You would not know it, judging by the angst that dominates any discussion of the news industry, but the number of public companies focused on newspapers and magazines is rapidly increasing.
How could this be? Declines in advertising and circulation have hit print publications in the US and Europe and a new generation of younger people is unused to paying (and unwilling to pay) for news.
Yet in the past 12 months several print groups have hit the public markets, part of a great unbundling by media companies that are untethering higher-margin television divisions from low-growth publishing businesses.
The trend seems to have been started in 2007 by Belo, a Dallas-based media group, when it announced plans to spin off its newspapers from its 20 television stations. E.W. Scripps, another local US newspaper owner, followed with a similar plan.
There was little activity for several years until 2012, when News Corp, and then Time Warner the following year, unveiled plans to separate their own print assets.
The trickle has since become a flood. Last month, Journal Communications, which publishes local titles in the US such as the Milwaukee Journal Sentinel, announced plans to merge with E.W. Scripps’ newspapers and merge its TV stations with those owned by Scripps’ TV company. This week Tribune Publishing, owner of the Los Angeles Times and Chicago Tribune among others, made its debut as a public company in New York after it was split off from Tribune’s TV business.
Finally, Gannett, publisher of USA Today, joined the party, spinning off its publishing arm from its broadcast and digital operations.
What is going on? Unfortunately for fans of newspapers, the great unbundling is no cause for celebration. These independent newspaper groups lack the cash cushion of the higher growth businesses with which they were once integrated. In the case of Time Inc and Tribune, the print groups have also been saddled with a considerable amount of debt.
The independent print companies now have to stand by themselves in an unforgiving environment of diminishing advertising returns and falling circulation. Ken Doctor, a media analyst with Outsell, says newspapers have been hit by revenue falls every year since 2006. He sees no sign of this trend ending.
But despite revenue declines, newspapers continue to generate profits by cutting costs – scaling back newsrooms and cutting pagination. “Newspapers have proven that they can manage decline profitably,” says Mr Doctor.
In the absence of new revenues, print companies will have to keep cutting – a grim prospect for staff and readers, who may resent their favourite newspaper or magazine shrinking every few months

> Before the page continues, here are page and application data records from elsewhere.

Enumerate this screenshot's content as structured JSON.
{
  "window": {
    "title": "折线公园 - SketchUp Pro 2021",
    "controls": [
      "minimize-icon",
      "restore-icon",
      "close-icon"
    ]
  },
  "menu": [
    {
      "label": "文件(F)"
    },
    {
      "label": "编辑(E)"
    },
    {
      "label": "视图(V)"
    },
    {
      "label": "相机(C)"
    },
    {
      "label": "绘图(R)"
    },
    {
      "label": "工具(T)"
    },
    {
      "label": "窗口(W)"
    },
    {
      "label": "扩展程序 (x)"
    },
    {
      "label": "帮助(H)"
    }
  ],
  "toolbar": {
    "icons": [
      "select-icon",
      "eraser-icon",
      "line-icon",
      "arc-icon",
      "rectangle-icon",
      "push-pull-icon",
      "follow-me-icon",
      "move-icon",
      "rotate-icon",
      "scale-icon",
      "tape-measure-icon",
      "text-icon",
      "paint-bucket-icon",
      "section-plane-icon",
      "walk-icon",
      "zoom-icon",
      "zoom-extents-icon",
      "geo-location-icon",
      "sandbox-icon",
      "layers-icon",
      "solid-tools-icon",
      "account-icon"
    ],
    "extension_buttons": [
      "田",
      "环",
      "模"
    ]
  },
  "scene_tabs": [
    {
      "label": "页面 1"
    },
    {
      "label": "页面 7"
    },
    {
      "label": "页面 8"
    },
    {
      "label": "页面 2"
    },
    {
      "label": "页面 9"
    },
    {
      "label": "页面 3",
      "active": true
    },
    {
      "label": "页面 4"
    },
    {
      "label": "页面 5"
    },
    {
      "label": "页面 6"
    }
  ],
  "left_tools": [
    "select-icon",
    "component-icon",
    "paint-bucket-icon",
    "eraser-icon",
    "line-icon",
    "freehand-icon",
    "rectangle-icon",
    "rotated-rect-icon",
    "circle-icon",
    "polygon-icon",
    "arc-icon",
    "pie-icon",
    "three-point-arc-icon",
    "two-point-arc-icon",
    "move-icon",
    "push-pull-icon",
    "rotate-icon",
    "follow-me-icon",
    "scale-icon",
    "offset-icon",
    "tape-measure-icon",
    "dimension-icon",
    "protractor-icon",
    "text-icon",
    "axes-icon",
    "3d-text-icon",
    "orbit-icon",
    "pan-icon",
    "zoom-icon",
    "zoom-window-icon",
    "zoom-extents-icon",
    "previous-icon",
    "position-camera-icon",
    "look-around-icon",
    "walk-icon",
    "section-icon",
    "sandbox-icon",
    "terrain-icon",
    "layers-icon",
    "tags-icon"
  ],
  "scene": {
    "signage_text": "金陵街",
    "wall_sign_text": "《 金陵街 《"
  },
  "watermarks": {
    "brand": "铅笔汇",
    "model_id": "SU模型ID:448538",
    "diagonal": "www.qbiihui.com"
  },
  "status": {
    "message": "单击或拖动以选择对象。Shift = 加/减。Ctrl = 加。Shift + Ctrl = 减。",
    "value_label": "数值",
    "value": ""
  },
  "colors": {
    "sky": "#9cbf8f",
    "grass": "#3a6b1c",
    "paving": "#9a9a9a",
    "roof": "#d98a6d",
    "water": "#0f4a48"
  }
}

It is unclear how much longer they will be able to do this. Revenue growth is essential and without it, newspapers will eventually run out of costs to cut. Across the sector, different titles are experimenting with new business models to improve top-line performance: trying paywalls, new digital initiatives, video and advertorial-style content (or “native advertising”) with varying degrees of success. None has yet found the Holy Grail.
In the absence of new revenues, print companies will have to keep cutting – a grim prospect for staff and readers, who may resent their favourite newspaper or magazine shrinking every few months.
With so many independent publishing companies, consolidation is an option, particularly in the hunt for efficiencies. More savings could be found by combining back-office functions, technology platforms and sales departments.
The industry’s true salvation may lie with deep-pocketed owners, such as Jeff Bezos, the Amazon founder who last year acquired the Washington Post. The billionaire Mr Bezos has the resources to ensure that the Post does not have to endure painful rounds of cost cutting to survive. He has spoken publicly about helping the Post find a sustainable business model and has said that he believes in supporting public interest journalism.
Recent deals suggest there are other wealthy buyers out there, particularly for newspapers in large metropolitan markets. John Henry, who owns the Boston Red Sox and Liverpool Football Club, last year acquired the Boston Globe. Meanwhile, in Los Angeles, a consortium led by Austin Beutner, a former Blackstone partner, and backed by the likes of Eli Broad, a real estate and insurance billionaire, has expressed interest in the Los Angeles Times.
The players in the new newspaper sector are eager to prove that they can survive independently. But without a benevolent owner, they must find new sources of revenue to last the next five years, says Mr Doctor. The clock is ticking.
Matthew Garrahan is the FT’s global media editor